SEOUL, South Korea (AP) — Commercial satellite images suggest a resumption of construction activity at North Korea’s nuclear testing ground nearly four years after leader Kim Jong-Un declared the site’s closure and invited foreign journalists to observe the destruction of tunnels ahead of his first summit with then-U.S. President Donald Trump.
Analysts say it’s unclear how long it would take North Korea to restore the site for nuclear detonations if it intends to do so. The site in Punggye-ri in the country’s northeast was used for its sixth and last nuclear test in 2017.
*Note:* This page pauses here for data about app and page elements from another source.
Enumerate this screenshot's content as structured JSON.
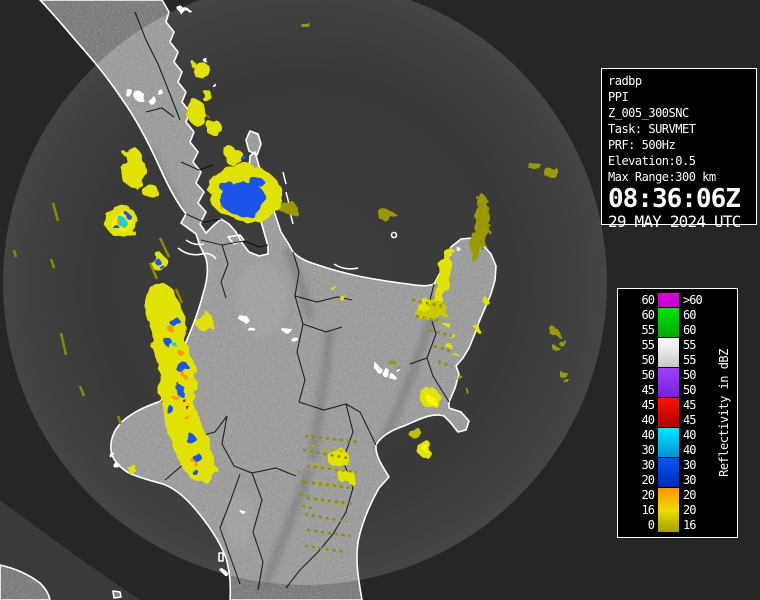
{
  "info_panel": {
    "lines": [
      "radbp",
      "PPI",
      "Z_005_300SNC",
      "Task: SURVMET",
      "PRF: 500Hz",
      "Elevation:0.5",
      "Max Range:300 km"
    ],
    "time": "08:36:06Z",
    "date": "29 MAY 2024 UTC"
  },
  "legend": {
    "axis_label": "Reflectivity in dBZ",
    "rows": [
      {
        "left": "60",
        "right": ">60"
      },
      {
        "left": "60",
        "right": "60"
      },
      {
        "left": "55",
        "right": "60"
      },
      {
        "left": "55",
        "right": "55"
      },
      {
        "left": "50",
        "right": "55"
      },
      {
        "left": "50",
        "right": "50"
      },
      {
        "left": "45",
        "right": "50"
      },
      {
        "left": "45",
        "right": "45"
      },
      {
        "left": "40",
        "right": "45"
      },
      {
        "left": "40",
        "right": "40"
      },
      {
        "left": "30",
        "right": "40"
      },
      {
        "left": "30",
        "right": "30"
      },
      {
        "left": "20",
        "right": "30"
      },
      {
        "left": "20",
        "right": "20"
      },
      {
        "left": "16",
        "right": "20"
      },
      {
        "left": "0",
        "right": "16"
      }
    ],
    "blocks": [
      {
        "rows": 1,
        "stops": [
          "#d800d8",
          "#c400c4"
        ],
        "name": "magenta-gt60"
      },
      {
        "rows": 2,
        "stops": [
          "#00e400",
          "#00a800"
        ],
        "name": "green-55-60"
      },
      {
        "rows": 2,
        "stops": [
          "#ffffff",
          "#c8c8c8"
        ],
        "name": "white-50-55"
      },
      {
        "rows": 2,
        "stops": [
          "#a040ff",
          "#7820d8"
        ],
        "name": "purple-45-50"
      },
      {
        "rows": 2,
        "stops": [
          "#ff1400",
          "#a80000"
        ],
        "name": "red-40-45"
      },
      {
        "rows": 2,
        "stops": [
          "#00e8ff",
          "#0090d8"
        ],
        "name": "cyan-30-40"
      },
      {
        "rows": 2,
        "stops": [
          "#0058f8",
          "#0028b0"
        ],
        "name": "blue-20-30"
      },
      {
        "rows": 3,
        "stops": [
          "#ff9400",
          "#f0dc00",
          "#a0a000"
        ],
        "name": "orange-yellow-0-20"
      }
    ]
  },
  "map_colors": {
    "background": "#262626",
    "sea_in_range": "#3b3b3b",
    "land_in_range": "#969696",
    "land_out_of_range": "#6e6e6e",
    "coastline": "#ffffff",
    "region_boundaries": "#000000",
    "echo_light": "#e2e200",
    "echo_light_over_sea": "#9a9a00",
    "echo_orange": "#ff9800",
    "echo_blue": "#1b55ec",
    "echo_cyan": "#00d8f0",
    "echo_red": "#e01010"
  }
}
The sighting of construction activity at the site comes amid a deepening diplomatic freeze since the collapse of the second Kim-Trump meeting in February 2019, when the Americans rejected North Korean demands for major sanctions relief in exchange for a partial surrender of its nuclear capabilities.
North Korea has used the pause in talks to further expand its military capabilities, including nine rounds of missile launches in 2022 alone. The unusually fast pace indicates an intent to pressure the Biden administration, which has offered open-ended talks but shown no willingness to concede on sanctions.
Kim presided over a ruling Workers’ Party meeting in January where Politburo members denounced what they described as U.S. hostility and issued a veiled threat to resume tests of nuclear explosives and long-range missiles that Kim unilaterally suspended in 2018 to create diplomatic space with Trump.
Some experts say Kim is reviving an old playbook of brinkmanship to extract concessions from Washington and his neighbors as he grapples with a decaying economy crippled by the pandemic, mismanagement and persisting U.S.-led sanctions.
The new construction at Punggye-ri was first reported in an analysis of satellite images from Maxar Technologies by Jeffrey Lewis and Dave Schmerler at the James Martin Center for Nonproliferation Studies at the Middlebury Institute of International Studies.